Segment Start: EXERCISE DATA

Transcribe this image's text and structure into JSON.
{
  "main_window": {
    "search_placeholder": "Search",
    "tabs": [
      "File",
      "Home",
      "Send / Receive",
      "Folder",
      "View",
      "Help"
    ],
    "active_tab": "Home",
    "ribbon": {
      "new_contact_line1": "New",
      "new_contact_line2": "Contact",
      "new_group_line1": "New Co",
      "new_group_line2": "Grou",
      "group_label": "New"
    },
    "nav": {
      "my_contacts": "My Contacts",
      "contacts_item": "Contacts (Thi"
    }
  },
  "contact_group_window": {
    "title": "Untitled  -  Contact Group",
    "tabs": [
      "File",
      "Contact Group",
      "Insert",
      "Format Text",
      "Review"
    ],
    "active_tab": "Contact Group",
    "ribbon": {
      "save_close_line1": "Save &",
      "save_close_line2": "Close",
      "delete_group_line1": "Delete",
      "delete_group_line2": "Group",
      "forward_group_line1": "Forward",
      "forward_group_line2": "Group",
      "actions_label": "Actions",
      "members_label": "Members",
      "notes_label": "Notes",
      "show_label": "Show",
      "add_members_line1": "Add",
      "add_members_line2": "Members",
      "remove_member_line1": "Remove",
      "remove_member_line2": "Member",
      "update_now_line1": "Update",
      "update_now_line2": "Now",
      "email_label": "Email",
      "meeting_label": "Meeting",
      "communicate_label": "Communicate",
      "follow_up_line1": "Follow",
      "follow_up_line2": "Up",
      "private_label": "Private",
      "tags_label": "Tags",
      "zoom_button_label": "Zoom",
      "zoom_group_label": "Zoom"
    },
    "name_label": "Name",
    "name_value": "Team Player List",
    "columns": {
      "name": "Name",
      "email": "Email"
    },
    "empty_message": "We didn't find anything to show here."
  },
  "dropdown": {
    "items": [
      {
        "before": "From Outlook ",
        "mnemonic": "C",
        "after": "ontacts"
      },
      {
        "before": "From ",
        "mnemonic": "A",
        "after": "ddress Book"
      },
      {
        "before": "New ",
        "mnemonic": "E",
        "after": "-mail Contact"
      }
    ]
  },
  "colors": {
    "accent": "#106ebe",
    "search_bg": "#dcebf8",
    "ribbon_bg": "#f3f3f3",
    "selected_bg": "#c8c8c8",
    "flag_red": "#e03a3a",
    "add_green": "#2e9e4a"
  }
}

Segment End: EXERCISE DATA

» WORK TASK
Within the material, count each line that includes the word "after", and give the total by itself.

» PROBLEM SOLUTION
3